Excerpted data section start
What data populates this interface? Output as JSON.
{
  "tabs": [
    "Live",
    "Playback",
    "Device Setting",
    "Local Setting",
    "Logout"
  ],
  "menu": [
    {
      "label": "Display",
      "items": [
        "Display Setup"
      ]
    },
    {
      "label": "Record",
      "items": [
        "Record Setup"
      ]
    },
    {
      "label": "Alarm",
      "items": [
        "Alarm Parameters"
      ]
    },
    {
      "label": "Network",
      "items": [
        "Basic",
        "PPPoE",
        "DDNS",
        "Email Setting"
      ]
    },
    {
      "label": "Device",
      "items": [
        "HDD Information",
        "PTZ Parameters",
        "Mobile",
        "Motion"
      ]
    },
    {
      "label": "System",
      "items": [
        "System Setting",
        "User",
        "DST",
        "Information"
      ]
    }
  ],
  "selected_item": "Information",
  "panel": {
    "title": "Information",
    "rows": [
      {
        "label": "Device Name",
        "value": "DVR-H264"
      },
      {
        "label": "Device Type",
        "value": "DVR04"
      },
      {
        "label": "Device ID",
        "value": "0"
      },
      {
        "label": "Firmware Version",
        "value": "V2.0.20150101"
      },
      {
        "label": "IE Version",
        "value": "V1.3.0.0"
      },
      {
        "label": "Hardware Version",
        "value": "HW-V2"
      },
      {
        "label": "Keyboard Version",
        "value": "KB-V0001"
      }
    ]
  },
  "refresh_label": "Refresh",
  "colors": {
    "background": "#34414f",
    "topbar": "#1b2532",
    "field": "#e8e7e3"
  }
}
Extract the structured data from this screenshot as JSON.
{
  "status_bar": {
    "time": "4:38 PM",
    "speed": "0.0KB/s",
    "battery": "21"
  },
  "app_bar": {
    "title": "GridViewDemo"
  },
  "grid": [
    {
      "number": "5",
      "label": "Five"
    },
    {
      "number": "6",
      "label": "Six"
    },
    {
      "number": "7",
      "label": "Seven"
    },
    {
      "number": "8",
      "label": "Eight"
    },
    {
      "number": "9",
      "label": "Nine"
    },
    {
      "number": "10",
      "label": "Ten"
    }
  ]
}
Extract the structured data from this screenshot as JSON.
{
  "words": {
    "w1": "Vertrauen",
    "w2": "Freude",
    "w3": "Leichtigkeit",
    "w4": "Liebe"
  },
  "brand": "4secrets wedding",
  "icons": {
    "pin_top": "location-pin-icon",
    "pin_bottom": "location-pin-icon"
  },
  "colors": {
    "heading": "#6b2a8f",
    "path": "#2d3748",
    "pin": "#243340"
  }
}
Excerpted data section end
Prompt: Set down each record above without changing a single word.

Task solution:
What data populates this interface? Output as JSON.
{
  "tabs": [
    "Live",
    "Playback",
    "Device Setting",
    "Local Setting",
    "Logout"
  ],
  "menu": [
    {
      "label": "Display",
      "items": [
        "Display Setup"
      ]
    },
    {
      "label": "Record",
      "items": [
        "Record Setup"
      ]
    },
    {
      "label": "Alarm",
      "items": [
        "Alarm Parameters"
      ]
    },
    {
      "label": "Network",
      "items": [
        "Basic",
        "PPPoE",
        "DDNS",
        "Email Setting"
      ]
    },
    {
      "label": "Device",
      "items": [
        "HDD Information",
        "PTZ Parameters",
        "Mobile",
        "Motion"
      ]
    },
    {
      "label": "System",
      "items": [
        "System Setting",
        "User",
        "DST",
        "Information"
      ]
    }
  ],
  "selected_item": "Information",
  "panel": {
    "title": "Information",
    "rows": [
      {
        "label": "Device Name",
        "value": "DVR-H264"
      },
      {
        "label": "Device Type",
        "value": "DVR04"
      },
      {
        "label": "Device ID",
        "value": "0"
      },
      {
        "label": "Firmware Version",
        "value": "V2.0.20150101"
      },
      {
        "label": "IE Version",
        "value": "V1.3.0.0"
      },
      {
        "label": "Hardware Version",
        "value": "HW-V2"
      },
      {
        "label": "Keyboard Version",
        "value": "KB-V0001"
      }
    ]
  },
  "refresh_label": "Refresh",
  "colors": {
    "background": "#34414f",
    "topbar": "#1b2532",
    "field": "#e8e7e3"
  }
}
Extract the structured data from this screenshot as JSON.
{
  "status_bar": {
    "time": "4:38 PM",
    "speed": "0.0KB/s",
    "battery": "21"
  },
  "app_bar": {
    "title": "GridViewDemo"
  },
  "grid": [
    {
      "number": "5",
      "label": "Five"
    },
    {
      "number": "6",
      "label": "Six"
    },
    {
      "number": "7",
      "label": "Seven"
    },
    {
      "number": "8",
      "label": "Eight"
    },
    {
      "number": "9",
      "label": "Nine"
    },
    {
      "number": "10",
      "label": "Ten"
    }
  ]
}
Extract the structured data from this screenshot as JSON.
{
  "words": {
    "w1": "Vertrauen",
    "w2": "Freude",
    "w3": "Leichtigkeit",
    "w4": "Liebe"
  },
  "brand": "4secrets wedding",
  "icons": {
    "pin_top": "location-pin-icon",
    "pin_bottom": "location-pin-icon"
  },
  "colors": {
    "heading": "#6b2a8f",
    "path": "#2d3748",
    "pin": "#243340"
  }
}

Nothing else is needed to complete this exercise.